ADVERTISEMENT
ADVERTISEMENT

Science and Ethics at NIH--and FDA

Many of the headlines suggested that the proposed ethics rules for NIH employees have been relaxed. But that's not quite true, as Ted Agres pointed out here. The rules on stock ownership have loosened, yes. But the most important restriction remains. That's the one forbidding those who labor at NIH to do outside consulting for businesses with a stake in NIH's labor.These decisions are a smart move for NIH director Elias A. Zerhouni. The previous proposed stock ownership rules were needl

Tabitha M. Powledge
Many of the headlines suggested that the proposed ethics rules for NIH employees have been relaxed. But that's not quite true, as Ted Agres pointed out here. The rules on stock ownership have loosened, yes. But the most important restriction remains. That's the one forbidding those who labor at NIH to do outside consulting for businesses with a stake in NIH's labor.These decisions are a smart move for NIH director Elias A. Zerhouni. The previous proposed stock ownership rules were needlessly restrictive on most employees. The new stock rules will please them, yet also retain some restrictions on NIH's most senior people. It looks to be a sensible compromise that will reduce opportunities for mischief while making it somewhat less difficult to recruit world-class scientists. But Zerhouni stood firm against the activities that offer the most serious opportunities for corruption of the scientific process: outside consulting for pharmas, biotechs,...

Interested in reading more?

Become a Member of

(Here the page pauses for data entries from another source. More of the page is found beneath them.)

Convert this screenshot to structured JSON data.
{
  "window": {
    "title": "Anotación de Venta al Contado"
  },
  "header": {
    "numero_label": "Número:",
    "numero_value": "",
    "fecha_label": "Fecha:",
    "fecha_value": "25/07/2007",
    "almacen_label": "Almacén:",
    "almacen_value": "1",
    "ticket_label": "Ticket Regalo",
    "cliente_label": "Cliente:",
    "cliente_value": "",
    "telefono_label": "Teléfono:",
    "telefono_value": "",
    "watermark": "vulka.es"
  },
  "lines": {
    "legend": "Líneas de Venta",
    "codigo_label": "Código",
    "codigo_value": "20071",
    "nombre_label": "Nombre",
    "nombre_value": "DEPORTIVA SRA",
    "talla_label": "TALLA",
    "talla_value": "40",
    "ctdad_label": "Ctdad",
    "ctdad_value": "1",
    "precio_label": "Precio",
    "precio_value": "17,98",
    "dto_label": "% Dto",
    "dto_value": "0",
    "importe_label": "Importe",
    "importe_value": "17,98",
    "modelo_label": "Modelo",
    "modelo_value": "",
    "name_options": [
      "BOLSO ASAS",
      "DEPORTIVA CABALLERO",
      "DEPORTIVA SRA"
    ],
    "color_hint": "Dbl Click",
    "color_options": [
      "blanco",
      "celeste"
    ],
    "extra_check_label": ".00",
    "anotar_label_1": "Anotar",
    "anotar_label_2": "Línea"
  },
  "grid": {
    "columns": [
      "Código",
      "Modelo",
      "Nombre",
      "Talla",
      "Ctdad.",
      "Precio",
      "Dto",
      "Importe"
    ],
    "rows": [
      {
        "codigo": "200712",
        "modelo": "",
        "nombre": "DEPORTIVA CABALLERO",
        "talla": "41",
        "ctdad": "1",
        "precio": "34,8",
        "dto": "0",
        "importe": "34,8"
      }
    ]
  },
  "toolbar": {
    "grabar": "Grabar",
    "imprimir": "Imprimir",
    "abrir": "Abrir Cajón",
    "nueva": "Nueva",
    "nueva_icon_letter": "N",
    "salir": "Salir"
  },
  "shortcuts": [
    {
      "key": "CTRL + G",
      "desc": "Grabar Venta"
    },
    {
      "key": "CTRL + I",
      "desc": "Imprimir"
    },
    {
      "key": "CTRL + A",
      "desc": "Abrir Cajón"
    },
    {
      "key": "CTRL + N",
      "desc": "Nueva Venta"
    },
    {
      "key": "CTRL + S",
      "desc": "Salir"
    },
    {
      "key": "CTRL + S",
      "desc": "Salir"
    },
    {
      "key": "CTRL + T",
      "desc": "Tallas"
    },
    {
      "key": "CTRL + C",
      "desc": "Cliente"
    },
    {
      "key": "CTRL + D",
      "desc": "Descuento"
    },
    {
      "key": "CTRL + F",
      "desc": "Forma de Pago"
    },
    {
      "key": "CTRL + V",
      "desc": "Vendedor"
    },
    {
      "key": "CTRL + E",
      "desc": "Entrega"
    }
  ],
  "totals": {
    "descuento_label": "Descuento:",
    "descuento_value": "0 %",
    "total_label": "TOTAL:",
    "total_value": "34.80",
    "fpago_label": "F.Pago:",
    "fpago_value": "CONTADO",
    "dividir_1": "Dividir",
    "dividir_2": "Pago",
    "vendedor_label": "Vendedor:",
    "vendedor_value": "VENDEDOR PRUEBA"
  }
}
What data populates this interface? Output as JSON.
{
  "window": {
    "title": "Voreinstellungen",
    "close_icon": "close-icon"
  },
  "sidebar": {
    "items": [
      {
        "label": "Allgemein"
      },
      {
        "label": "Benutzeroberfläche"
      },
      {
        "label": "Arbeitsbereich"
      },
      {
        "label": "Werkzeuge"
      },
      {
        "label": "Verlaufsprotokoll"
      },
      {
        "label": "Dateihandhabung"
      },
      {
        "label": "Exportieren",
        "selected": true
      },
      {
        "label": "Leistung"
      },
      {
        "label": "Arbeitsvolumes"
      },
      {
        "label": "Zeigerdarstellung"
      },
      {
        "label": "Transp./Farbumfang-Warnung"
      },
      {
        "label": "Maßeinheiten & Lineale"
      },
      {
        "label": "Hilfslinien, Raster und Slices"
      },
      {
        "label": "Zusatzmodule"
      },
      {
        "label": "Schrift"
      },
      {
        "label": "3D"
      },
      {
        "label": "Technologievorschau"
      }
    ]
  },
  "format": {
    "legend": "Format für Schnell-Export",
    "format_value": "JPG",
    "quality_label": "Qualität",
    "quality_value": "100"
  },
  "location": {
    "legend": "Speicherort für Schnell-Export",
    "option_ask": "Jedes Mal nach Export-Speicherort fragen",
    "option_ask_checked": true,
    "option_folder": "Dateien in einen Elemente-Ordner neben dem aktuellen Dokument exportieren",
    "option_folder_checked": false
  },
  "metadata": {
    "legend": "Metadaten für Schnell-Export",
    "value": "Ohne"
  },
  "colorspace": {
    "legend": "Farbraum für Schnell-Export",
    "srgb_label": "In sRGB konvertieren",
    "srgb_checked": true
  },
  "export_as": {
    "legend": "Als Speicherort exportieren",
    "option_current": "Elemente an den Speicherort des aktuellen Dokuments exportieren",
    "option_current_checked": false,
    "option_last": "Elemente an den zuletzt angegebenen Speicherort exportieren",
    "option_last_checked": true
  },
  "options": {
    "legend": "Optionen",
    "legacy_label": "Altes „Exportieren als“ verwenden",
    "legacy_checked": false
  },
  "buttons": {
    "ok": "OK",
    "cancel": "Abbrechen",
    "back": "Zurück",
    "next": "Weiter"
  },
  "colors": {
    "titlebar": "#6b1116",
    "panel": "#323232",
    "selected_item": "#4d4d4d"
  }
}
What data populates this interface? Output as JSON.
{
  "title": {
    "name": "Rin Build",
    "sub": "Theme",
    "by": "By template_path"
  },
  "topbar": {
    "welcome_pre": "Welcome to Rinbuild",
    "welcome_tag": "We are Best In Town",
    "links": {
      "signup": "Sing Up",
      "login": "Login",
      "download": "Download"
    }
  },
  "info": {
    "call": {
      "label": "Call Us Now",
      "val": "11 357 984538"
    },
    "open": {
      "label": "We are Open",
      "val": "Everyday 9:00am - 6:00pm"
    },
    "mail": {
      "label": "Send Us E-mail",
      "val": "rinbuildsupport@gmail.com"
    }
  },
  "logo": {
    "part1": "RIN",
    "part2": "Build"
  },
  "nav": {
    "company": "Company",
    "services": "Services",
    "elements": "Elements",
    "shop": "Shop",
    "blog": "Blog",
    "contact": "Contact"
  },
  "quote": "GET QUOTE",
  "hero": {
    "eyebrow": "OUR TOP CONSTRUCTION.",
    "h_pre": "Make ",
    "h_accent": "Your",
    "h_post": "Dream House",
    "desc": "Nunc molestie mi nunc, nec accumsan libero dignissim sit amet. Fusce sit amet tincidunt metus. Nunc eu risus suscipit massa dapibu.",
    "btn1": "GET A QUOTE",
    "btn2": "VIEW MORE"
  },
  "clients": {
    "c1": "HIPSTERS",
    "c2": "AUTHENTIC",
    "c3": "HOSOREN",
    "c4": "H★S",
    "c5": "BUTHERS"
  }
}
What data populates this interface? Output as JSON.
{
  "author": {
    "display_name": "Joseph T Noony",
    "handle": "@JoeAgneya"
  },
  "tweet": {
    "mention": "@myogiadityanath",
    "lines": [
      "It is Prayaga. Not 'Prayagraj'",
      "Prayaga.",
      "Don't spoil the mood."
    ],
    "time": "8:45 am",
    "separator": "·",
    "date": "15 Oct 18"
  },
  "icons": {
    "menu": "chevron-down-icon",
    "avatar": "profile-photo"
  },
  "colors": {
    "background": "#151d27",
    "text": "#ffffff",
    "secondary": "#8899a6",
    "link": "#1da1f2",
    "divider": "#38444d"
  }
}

Receive full access to more than 35 years of archives, as well as TS Digest, digital editions of The Scientist, feature stories, and much more!
Already a member?
ADVERTISEMENT